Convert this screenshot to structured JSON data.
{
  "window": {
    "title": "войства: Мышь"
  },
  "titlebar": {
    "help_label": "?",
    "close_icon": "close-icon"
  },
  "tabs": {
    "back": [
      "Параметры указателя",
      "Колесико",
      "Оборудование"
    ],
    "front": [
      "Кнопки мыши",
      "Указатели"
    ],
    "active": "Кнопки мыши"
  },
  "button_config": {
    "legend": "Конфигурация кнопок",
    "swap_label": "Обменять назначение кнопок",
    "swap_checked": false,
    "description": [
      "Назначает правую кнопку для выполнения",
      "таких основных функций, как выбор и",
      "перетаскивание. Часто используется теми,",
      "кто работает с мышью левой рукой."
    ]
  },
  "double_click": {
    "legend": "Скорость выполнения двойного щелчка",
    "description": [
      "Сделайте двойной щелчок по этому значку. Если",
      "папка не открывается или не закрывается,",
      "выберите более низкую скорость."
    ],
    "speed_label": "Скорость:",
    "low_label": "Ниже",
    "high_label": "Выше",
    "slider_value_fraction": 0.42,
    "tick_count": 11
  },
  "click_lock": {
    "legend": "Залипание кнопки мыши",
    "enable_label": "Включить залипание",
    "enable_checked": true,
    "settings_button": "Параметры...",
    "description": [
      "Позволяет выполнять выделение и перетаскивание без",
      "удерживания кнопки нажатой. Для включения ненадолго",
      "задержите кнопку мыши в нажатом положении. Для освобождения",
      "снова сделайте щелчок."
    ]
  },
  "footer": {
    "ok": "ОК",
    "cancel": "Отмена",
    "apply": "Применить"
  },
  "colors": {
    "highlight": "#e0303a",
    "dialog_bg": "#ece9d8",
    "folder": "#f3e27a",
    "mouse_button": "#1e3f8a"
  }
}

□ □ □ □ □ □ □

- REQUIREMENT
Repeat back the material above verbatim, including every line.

- WRITTEN ANSWER
Convert this screenshot to structured JSON data.
{
  "window": {
    "title": "войства: Мышь"
  },
  "titlebar": {
    "help_label": "?",
    "close_icon": "close-icon"
  },
  "tabs": {
    "back": [
      "Параметры указателя",
      "Колесико",
      "Оборудование"
    ],
    "front": [
      "Кнопки мыши",
      "Указатели"
    ],
    "active": "Кнопки мыши"
  },
  "button_config": {
    "legend": "Конфигурация кнопок",
    "swap_label": "Обменять назначение кнопок",
    "swap_checked": false,
    "description": [
      "Назначает правую кнопку для выполнения",
      "таких основных функций, как выбор и",
      "перетаскивание. Часто используется теми,",
      "кто работает с мышью левой рукой."
    ]
  },
  "double_click": {
    "legend": "Скорость выполнения двойного щелчка",
    "description": [
      "Сделайте двойной щелчок по этому значку. Если",
      "папка не открывается или не закрывается,",
      "выберите более низкую скорость."
    ],
    "speed_label": "Скорость:",
    "low_label": "Ниже",
    "high_label": "Выше",
    "slider_value_fraction": 0.42,
    "tick_count": 11
  },
  "click_lock": {
    "legend": "Залипание кнопки мыши",
    "enable_label": "Включить залипание",
    "enable_checked": true,
    "settings_button": "Параметры...",
    "description": [
      "Позволяет выполнять выделение и перетаскивание без",
      "удерживания кнопки нажатой. Для включения ненадолго",
      "задержите кнопку мыши в нажатом положении. Для освобождения",
      "снова сделайте щелчок."
    ]
  },
  "footer": {
    "ok": "ОК",
    "cancel": "Отмена",
    "apply": "Применить"
  },
  "colors": {
    "highlight": "#e0303a",
    "dialog_bg": "#ece9d8",
    "folder": "#f3e27a",
    "mouse_button": "#1e3f8a"
  }
}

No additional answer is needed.